Studies have long shown that the use of physical discipline with children is ineffective, but the American Academy of Pediatrics has now said that spanking should not be a form of discipline because it can actually cause real harm — its strongest statement yet. According to the new announcement, released by the group representing 67,000 doctors nationwide, as the New York Times reported, the harmful effect of using physical behavior to get a child to cooperate can simply not be underestimated.
“One of the most important relationships we all have is the relationship between ourselves and our parents, and it makes sense to eliminate or limit fear and violence in that loving relationship,” Dr. Robert D. Sege, pediatrician at Tufts Medical Center and co-author of the new report, told the New York Times.
While experts have discussed negative long-term effects of corporal punishment in general, a team of researchers at the University of Texas at Austin and the University of Michigan found that spanking can make kids more aggressive and "less successful," as the website for Today noted.
But, sometimes, well-meaning parents regard the act as not so serious. Babble noted that even celebrities admit to spanking their kids.
Unfortunately, however, parents who assume a quick smack on the rear won't do harm and may get them a short-term result may not fully understand what more recent research has to say on the subject, according to the AAP — information that was not available two decades ago when many of today's parents were being raised.
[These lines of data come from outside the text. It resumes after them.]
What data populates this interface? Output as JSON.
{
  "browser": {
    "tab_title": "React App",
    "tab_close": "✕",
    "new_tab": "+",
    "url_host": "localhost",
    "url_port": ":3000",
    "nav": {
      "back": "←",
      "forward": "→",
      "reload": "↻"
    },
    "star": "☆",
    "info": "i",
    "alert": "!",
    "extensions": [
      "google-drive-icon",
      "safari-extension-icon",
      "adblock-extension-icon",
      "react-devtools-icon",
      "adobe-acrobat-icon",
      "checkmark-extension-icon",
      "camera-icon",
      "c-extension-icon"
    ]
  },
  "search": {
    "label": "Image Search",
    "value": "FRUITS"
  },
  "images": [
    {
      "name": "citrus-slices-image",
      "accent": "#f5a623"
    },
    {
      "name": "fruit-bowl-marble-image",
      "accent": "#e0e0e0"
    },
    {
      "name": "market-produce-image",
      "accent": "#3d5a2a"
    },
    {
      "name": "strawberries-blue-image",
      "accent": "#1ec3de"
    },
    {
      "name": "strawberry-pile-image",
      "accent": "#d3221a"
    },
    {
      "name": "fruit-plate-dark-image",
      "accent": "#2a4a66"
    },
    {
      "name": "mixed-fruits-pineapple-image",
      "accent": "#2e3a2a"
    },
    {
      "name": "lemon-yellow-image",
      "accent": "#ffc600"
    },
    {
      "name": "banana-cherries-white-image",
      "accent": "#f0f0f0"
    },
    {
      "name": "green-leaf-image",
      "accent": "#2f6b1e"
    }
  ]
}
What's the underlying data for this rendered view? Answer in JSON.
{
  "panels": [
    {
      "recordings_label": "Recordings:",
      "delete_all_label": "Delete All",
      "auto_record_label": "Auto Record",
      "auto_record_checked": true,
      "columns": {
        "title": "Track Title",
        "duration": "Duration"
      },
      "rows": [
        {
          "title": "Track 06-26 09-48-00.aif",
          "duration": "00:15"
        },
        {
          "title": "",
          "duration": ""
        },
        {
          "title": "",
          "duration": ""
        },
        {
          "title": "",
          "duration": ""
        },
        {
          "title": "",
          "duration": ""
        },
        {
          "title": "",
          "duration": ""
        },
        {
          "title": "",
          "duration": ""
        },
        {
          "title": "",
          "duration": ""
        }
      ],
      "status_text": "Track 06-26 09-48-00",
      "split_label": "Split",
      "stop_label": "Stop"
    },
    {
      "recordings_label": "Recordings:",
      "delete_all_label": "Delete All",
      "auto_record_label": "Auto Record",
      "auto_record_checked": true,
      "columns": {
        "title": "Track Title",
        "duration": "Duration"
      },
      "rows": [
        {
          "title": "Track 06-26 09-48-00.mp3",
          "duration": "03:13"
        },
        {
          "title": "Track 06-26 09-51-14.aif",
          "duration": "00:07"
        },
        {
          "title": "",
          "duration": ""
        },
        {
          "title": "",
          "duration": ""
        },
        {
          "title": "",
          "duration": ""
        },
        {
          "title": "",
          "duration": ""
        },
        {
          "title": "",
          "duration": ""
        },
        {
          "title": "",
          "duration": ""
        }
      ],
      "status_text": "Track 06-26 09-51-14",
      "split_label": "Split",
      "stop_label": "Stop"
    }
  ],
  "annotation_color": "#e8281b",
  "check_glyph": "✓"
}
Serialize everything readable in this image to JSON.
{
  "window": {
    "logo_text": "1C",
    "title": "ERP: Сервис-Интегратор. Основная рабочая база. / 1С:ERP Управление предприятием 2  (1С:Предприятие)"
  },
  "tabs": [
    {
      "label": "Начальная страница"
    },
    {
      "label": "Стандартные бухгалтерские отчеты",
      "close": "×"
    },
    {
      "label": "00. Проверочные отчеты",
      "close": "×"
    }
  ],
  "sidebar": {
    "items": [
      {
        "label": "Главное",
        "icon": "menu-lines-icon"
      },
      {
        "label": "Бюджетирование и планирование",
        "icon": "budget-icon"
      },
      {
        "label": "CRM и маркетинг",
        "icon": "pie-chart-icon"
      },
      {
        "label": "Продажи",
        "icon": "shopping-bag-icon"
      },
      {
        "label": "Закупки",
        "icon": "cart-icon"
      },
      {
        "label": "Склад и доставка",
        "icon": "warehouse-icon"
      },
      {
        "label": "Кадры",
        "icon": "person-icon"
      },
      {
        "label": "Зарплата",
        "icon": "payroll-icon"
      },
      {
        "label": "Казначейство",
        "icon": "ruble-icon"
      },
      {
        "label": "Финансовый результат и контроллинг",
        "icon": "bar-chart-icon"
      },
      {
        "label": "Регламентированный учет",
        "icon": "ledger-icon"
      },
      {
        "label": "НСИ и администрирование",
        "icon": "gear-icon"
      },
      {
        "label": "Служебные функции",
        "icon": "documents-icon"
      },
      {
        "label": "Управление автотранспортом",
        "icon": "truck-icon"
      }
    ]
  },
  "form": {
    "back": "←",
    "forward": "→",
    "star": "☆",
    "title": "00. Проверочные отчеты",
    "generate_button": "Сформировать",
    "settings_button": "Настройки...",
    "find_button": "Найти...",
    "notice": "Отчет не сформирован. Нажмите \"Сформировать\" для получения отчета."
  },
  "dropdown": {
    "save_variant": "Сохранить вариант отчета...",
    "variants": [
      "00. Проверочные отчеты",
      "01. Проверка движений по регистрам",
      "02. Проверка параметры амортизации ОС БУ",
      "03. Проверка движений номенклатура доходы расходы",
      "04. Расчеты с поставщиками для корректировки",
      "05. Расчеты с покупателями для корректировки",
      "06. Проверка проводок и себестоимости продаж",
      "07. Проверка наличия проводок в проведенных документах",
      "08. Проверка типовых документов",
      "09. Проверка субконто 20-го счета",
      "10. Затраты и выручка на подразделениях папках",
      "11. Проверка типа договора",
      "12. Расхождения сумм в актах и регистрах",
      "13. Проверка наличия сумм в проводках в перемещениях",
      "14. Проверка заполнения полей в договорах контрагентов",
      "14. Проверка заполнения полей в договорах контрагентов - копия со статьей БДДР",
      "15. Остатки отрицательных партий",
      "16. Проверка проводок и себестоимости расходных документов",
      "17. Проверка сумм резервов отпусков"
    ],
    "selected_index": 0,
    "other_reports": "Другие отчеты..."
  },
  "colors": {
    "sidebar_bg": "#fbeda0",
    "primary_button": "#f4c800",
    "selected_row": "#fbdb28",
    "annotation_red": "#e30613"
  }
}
For example, spanking can lead to outcomes that are very similar to outright physical abuse, as the New York Times reported the new findings said.
The report, which defines spanking as “noninjurious, openhanded hitting with the intention of modifying child behavior,” will be highlighted in the December issue of the journal Pediatrics, with an official recommendation that pediatricians urge parents not to spank or use physical punishment of any kind.
And while it can be hard for even the most chill mom or dad to remain patient after a long day with young kids, the new info makes it all the more clear how important it is that parents find positive ways to encourage good behavior, as HealthyChildren.org, a website connected to the AAP, noted.
"There's no benefit to spanking," the AAP's Dr. Sege added in the report. "We know that children grow and develop better with positive role modeling and by setting healthy limits. We can do better."
And the good news is, with the message finally getting out that other methods have been found to be more successful in teaching children right from wrong — and with celebs like Mayim Bialik sharing the latest research — parents may re-examine any old-school attitudes they still have about this practice.
Absolutely no parent is perfect, but at least you can be armed with the latest research when you feel yourself about to lose your temper. After all, you just want to do what's best for your little ones.